PROBLEM TO SOLVE:
Which of the lines in the records below hold the string "della"? Copy every one of them.

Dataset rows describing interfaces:

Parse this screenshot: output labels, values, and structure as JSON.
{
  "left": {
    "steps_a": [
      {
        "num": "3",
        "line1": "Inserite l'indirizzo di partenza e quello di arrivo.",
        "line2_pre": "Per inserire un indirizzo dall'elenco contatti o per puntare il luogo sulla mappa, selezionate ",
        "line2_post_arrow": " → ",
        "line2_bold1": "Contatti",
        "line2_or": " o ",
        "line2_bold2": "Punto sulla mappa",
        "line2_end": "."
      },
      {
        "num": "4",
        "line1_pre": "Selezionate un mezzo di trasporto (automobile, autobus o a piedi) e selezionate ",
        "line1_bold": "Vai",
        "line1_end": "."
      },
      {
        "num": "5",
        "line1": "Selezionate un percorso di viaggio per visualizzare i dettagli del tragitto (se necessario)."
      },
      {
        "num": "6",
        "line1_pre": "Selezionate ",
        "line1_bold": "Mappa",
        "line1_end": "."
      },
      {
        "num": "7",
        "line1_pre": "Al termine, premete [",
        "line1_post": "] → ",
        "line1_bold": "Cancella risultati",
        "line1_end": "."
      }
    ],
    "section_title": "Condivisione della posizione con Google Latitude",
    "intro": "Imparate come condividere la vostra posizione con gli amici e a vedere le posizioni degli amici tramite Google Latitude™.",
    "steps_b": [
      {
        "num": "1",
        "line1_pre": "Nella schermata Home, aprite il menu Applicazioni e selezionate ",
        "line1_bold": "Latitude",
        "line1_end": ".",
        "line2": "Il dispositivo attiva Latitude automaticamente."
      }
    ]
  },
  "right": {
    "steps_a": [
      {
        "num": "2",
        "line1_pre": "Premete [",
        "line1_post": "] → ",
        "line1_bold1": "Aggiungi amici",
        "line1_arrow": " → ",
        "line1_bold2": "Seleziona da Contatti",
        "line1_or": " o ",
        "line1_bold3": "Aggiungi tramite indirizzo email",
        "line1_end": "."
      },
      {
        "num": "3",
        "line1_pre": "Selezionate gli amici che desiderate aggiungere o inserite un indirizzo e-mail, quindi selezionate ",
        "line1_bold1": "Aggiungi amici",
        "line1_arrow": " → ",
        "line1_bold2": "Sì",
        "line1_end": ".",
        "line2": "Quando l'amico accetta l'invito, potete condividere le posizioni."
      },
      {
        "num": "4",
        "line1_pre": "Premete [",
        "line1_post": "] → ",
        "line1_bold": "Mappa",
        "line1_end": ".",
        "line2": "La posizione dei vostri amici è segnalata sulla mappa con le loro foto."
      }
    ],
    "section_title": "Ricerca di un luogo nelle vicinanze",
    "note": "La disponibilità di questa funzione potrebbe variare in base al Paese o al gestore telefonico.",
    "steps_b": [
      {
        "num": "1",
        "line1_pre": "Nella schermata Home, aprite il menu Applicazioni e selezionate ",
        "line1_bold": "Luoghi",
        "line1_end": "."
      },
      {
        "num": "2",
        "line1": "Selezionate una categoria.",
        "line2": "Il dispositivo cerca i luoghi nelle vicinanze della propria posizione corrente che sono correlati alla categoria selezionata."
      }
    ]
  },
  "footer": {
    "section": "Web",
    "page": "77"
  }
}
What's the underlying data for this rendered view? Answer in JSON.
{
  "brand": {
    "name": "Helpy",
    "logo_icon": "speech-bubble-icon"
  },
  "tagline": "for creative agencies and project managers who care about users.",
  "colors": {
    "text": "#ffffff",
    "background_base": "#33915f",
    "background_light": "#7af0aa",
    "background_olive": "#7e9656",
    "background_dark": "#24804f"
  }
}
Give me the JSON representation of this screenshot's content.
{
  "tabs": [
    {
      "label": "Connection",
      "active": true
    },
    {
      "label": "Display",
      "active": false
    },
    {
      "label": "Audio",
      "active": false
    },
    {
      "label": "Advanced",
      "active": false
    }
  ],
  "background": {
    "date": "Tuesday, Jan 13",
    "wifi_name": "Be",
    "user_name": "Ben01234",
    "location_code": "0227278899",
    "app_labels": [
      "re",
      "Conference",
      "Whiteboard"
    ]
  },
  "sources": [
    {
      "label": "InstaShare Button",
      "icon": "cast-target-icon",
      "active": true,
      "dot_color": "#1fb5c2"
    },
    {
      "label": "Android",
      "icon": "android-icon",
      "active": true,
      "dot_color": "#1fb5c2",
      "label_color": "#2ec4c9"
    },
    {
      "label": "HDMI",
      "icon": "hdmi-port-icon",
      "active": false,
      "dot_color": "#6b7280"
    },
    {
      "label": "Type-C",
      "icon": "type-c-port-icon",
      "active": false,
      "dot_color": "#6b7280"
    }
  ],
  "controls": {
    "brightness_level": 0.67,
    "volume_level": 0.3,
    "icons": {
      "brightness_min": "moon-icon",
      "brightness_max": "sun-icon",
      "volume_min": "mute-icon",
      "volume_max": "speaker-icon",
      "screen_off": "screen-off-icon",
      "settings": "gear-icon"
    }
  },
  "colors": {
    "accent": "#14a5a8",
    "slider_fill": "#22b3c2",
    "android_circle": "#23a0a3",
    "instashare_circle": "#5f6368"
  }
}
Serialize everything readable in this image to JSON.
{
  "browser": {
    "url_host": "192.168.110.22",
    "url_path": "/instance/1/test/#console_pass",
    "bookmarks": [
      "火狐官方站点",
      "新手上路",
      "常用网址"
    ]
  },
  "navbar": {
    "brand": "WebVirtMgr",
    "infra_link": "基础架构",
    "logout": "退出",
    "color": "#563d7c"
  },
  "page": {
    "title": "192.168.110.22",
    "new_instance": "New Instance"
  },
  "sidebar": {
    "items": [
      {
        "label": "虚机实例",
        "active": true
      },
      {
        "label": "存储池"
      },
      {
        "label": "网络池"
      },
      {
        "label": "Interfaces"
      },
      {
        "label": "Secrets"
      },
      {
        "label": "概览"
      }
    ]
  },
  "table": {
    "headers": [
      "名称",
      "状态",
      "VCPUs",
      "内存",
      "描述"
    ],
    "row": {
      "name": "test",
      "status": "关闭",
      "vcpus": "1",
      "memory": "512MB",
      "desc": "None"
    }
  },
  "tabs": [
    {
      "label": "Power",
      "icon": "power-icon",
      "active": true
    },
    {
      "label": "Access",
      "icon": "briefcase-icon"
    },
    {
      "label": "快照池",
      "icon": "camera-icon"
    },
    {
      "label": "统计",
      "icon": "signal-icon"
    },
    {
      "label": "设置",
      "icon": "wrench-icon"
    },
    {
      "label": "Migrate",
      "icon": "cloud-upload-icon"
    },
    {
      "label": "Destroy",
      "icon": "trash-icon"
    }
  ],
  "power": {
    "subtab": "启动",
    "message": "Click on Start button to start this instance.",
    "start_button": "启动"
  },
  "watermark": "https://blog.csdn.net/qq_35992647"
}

WRITTEN ANSWER:
    "section_title": "Condivisione della posizione con Google Latitude",
        "line2": "Il dispositivo cerca i luoghi nelle vicinanze della propria posizione corrente che sono correlati alla categoria selezionata."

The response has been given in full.